Today, fewer and fewer people take the time to sit down and write letters to their loved ones, friends or anyone for that matter. Letter Writing Day aims to change this. This day encourages people to hand write letters and send them to their loved ones the old fashioned way – through the mail.
There is no clear origin of this day. One possibility is that this day evolved from Japan, and the hobby of stamp collecting. Japan has a Letter Writing Week, and a Letter Writing Day. Actually, the Japanese Letter Writing Day is held monthly on the 23rd of each month. (We should all take a lesson from the Japanese and handwrite a letter every month.)
A second possibility is that this day evolved from one of many school related letter writing days. There are many references to Letter Writing Day as a grade school, high school and college letter writing days. Regardless, of how it originated, Letter Writing Day is here.
In these days of cell phones, email, and text messages, letter writing can seem hopelessly outdated. But it’s an art worth bringing back, and not just as some misplaced sense of nostalgia. The writing and receiving of letters will always offer an experience that modern technology cannot touch. Letter writing goes back a very long time. History tells us that Homer mentioned letters in the Iliad, and evidence of correspondence has been found in ancient Egypt, India, Rome and China. Preserved letters are great historical resources – they are treated by historians as firsthand accounts of the social, economic and political conditions prevailing at the time. Many are permanently displayed in museums, archives, and collections, made public – for all of us to see, learn from, and savor for years and years. Try doing that with a tweet.
In honor of National Letter Writing Day and beyond, bloggers Brett and Kate McKay from the Art of Manliness, say that “sending a letter is the next best thing to showing up personally at someone’s door; ink from your pen touches the stationary, your fingers touch the paper, and something tangible from your world travels through machines and hands, and deposits itself in another’s mailbox. Your letter is then carried inside as an invited guest. When we take the time to organize and express our deepest thoughts and feelings, write them down for posterity, and send them to a chosen recipient, it’s about the most personal gift one can give and the other receive.”
When writing a letter or note, stationery is your canvas; purchase stationery in a few different sizes for letters and notes of various lengths. Beautiful stationery also can make the letter seem more like a gift. Spend some time at a stationery store picking out something that is uniquely you.
Rossi has an amazing selection of papers and notes in many sizes and textures…from formal to informal, to script the perfect letter.
Years ago when people were a thousand miles apart, letter-writing was our only available means of communication. People fell in love over the many letters sent between them. Throughout time, these letters have been tied up with ribbons and stored for future generations to find….treasured possessions of the past, discovered in an old trunk in an attic. Thus, letters not only serve a purpose in the here and now, they also stand as historical records, giving us an incomparable window into the past. Anyone who has ever come across the old letters of parents and grandparents and suddenly felt transported back to another time and place, knows well the legacy-leaving power of letters.
A little known fact: until the mid-19th century, envelopes were all handmade.

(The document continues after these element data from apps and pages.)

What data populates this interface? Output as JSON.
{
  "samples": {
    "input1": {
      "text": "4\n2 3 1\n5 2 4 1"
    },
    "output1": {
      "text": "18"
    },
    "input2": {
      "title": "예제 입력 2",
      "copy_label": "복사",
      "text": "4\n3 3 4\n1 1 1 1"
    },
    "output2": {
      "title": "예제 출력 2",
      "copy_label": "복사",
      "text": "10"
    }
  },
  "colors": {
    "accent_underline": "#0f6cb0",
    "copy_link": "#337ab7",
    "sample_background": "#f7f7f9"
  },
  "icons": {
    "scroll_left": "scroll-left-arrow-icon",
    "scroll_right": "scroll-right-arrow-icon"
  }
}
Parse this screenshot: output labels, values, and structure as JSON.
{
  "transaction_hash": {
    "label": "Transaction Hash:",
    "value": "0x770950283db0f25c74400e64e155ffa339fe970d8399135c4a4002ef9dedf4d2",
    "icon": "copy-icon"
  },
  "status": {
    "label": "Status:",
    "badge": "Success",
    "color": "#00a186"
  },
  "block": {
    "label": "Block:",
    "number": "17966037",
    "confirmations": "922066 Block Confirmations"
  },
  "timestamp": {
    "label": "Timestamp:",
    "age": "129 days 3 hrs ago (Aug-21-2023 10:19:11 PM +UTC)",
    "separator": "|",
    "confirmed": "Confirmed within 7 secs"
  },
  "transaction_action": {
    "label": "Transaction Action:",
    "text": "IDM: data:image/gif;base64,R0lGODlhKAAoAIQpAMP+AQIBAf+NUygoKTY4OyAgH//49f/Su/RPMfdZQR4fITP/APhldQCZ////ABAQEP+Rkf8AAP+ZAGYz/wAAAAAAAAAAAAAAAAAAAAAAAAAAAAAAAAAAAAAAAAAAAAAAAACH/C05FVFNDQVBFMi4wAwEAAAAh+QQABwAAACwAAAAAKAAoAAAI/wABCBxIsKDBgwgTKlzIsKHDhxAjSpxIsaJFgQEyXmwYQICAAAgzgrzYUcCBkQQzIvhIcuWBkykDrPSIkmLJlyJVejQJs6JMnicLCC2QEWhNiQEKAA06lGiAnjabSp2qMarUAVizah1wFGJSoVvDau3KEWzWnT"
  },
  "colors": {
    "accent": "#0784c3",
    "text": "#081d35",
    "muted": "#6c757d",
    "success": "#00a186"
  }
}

Because of this, envelopes were extremely expensive and most people just folded up their letters and sealed them with a wax seal.
For more info about Rossi1931 boxed notes: http://www.rossi1931.com